Nevermind the small stuff like being picked last for kick ball in first grade…or waiting on line for an hour for a carnival ride and having them close it just as it’s finally your turn because the carney has to pee (I thought it would be politer if I said “pee” instead of “shoot up” or “dodge a cop showing a ‘wanted’ poster to the guy running the tilt-a-wheel.”).
Can we talk prom for a moment?
I had a lot of male friends but no particular boyfriend at the time. When it came to prom, my male friends either didn’t want to go or preferred to go with someone they liked in that special “I hope to fall in love with or at least do you someday” way.
I probably asked a half dozen guys and got nowhere. Texting wasn’t invented yet so I got to see their facial expressions in real time when they actually told me to screw off.
Finally, at the last possible moment to reserve my spot at the table, my friend Michael agreed to go with me. Michael was a very nice guy and probably just a wee bit gay.
I’m not sure what happened but I also somehow was at my all-time chunkiest at that time in my life. And I decided for some unknown reason to wear a yellow dress. (There’s no reason in the world why any pale woman whose family is of Eastern European descent should ever willingly wear large pieces of yellow anything.)
After the prom, we all went to the shore. Michael didn’t go. Even my maybe gay date baled and I went with my sister. To sum it up, the Jersey Shore wasn’t as nice to me as it is to Snooki. They overbooked the hotel so my sister and I got bounced, I went for a nice stroll on the beach and found the stretch of Jersey with no ozone layer. Who needed to go out for breakfast? You could have fried eggs on my arm and bacon on my back. And then, my friend’s boyfriend, whose eyes looked in two entirely different directions was hitting on me.
So I was nearly left out of the table, then left out of having a date, then left out of the hotel (literally), then left out of having a good time with my friends.
And then from the time I was in my twenties until I was almost 40 and not even close to being married… I was left out of the couples’ world…Then of course when I couldn’t get pregnant… I was left out of the pregnant and/or I have kids world. My point is: So what?
So you’re out of the loop, out of the clique for a while. In this moment of time, we’ve made our own loop… of the millions of others trying to conceive. Okay, it’s a neurotic, depressing, desperate loop a lot of times, but it’s still ours.
And then, guess what?
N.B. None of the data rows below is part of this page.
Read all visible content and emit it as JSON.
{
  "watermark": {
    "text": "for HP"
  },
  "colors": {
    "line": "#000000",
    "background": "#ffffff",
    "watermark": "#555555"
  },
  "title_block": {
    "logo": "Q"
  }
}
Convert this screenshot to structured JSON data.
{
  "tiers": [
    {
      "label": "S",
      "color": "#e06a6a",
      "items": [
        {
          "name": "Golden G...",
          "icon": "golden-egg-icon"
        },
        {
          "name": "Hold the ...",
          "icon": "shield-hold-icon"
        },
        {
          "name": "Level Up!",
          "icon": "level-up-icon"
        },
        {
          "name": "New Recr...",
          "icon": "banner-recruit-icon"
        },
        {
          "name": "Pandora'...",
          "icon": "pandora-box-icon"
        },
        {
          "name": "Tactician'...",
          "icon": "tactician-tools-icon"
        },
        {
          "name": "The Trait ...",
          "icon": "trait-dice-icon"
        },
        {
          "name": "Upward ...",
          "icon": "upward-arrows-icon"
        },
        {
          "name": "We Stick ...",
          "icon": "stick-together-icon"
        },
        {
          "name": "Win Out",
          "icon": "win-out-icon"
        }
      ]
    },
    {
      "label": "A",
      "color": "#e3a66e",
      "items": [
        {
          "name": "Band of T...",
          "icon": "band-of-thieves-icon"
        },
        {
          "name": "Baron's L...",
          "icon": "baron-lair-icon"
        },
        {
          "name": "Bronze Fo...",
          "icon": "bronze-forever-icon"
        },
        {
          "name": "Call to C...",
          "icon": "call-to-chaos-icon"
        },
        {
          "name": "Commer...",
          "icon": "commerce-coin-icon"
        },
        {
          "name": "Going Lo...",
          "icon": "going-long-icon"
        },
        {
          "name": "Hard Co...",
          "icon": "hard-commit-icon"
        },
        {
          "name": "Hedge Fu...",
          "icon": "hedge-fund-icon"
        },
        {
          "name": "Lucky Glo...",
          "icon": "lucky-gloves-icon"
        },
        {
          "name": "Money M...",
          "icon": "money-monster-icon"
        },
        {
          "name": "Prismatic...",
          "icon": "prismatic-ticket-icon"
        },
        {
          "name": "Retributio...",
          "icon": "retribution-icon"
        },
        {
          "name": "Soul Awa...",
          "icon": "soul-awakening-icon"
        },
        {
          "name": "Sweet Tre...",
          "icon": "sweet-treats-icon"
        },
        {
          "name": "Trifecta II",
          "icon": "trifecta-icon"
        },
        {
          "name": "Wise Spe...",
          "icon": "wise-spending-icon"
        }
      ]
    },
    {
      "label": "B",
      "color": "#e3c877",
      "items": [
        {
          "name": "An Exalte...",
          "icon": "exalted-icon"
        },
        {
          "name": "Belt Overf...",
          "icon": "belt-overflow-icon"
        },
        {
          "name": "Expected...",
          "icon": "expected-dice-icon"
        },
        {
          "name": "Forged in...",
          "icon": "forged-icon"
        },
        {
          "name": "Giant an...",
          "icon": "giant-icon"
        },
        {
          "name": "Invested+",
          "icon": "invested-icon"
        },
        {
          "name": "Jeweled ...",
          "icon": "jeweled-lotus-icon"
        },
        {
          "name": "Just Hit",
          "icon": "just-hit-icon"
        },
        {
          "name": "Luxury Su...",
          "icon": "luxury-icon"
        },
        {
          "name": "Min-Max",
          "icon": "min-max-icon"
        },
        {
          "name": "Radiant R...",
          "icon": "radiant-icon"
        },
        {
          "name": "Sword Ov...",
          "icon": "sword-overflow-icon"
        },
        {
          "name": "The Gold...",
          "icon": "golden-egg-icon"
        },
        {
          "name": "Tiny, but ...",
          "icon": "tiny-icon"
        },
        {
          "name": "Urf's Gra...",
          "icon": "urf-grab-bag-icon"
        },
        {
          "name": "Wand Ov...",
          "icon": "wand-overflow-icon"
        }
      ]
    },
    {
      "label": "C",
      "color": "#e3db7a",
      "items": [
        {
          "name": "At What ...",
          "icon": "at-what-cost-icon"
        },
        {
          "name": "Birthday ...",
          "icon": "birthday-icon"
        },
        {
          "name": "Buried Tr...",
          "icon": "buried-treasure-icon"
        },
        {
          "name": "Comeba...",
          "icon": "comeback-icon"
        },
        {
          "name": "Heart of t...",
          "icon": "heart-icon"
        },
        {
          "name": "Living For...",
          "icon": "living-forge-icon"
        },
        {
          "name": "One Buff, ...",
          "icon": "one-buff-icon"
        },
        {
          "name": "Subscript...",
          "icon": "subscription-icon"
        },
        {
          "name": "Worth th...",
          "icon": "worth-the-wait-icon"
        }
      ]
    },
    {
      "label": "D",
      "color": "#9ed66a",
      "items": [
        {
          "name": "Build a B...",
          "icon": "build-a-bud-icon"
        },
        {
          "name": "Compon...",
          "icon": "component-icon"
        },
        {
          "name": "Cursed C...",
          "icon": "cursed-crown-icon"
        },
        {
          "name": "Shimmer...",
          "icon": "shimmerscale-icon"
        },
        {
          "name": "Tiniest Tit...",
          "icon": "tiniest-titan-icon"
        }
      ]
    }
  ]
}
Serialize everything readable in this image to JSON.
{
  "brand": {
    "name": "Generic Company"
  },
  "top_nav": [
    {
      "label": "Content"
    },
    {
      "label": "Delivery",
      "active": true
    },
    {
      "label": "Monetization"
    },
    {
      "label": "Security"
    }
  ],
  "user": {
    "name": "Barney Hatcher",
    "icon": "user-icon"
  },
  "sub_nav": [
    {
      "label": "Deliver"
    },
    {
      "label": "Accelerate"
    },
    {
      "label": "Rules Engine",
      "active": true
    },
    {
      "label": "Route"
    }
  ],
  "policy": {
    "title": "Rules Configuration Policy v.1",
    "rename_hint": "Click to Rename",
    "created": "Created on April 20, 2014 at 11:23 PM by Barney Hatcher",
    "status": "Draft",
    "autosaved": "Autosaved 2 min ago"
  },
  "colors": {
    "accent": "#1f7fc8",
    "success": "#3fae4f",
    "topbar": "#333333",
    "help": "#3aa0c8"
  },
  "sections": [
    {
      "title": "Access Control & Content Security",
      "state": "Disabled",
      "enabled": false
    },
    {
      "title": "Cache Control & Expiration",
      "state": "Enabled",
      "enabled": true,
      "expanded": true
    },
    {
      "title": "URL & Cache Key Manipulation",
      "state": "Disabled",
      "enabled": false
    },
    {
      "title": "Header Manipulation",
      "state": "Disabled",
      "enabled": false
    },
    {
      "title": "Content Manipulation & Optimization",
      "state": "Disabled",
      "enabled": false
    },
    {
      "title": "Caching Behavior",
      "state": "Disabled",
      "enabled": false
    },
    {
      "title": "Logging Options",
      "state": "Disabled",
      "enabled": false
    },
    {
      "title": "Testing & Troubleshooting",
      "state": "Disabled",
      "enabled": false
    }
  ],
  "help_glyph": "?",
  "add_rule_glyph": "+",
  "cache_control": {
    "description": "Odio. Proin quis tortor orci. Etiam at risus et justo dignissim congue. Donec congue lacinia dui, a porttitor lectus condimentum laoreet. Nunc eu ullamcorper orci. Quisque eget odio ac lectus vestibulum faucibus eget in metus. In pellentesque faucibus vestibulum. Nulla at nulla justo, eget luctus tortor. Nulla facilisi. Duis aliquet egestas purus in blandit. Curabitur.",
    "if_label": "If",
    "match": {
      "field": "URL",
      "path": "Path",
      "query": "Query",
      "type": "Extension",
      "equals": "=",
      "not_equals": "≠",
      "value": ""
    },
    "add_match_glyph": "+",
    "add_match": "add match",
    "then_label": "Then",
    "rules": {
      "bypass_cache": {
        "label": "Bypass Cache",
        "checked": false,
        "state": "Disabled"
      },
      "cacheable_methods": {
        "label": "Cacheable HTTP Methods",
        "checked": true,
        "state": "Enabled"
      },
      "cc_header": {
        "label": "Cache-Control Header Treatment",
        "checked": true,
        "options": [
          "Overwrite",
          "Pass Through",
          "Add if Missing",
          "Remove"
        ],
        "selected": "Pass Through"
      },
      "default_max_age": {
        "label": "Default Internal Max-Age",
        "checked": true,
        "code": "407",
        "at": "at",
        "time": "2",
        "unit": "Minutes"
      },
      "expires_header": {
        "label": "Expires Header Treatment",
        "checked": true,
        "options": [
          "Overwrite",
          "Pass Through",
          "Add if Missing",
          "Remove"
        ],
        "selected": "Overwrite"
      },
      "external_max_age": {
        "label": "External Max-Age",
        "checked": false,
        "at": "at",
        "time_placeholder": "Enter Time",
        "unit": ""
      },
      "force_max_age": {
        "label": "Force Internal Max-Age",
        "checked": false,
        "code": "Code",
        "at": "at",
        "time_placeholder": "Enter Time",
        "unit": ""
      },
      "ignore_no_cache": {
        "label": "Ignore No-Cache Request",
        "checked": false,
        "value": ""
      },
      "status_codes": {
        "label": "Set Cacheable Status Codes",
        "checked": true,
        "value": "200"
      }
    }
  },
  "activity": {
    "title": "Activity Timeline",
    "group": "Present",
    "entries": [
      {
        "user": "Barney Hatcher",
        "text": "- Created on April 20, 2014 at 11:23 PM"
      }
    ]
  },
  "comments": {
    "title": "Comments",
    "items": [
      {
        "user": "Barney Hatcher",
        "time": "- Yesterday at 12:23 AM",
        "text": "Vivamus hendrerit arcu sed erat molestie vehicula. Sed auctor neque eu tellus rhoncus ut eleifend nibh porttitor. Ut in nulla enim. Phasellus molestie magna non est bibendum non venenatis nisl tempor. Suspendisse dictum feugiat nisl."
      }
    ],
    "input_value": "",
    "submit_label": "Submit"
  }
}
One day, in one way or another, every one of us will graduate from this loop and be back in their old cliques… and probably say to ourselves: “Did I really hang out with these idiots?”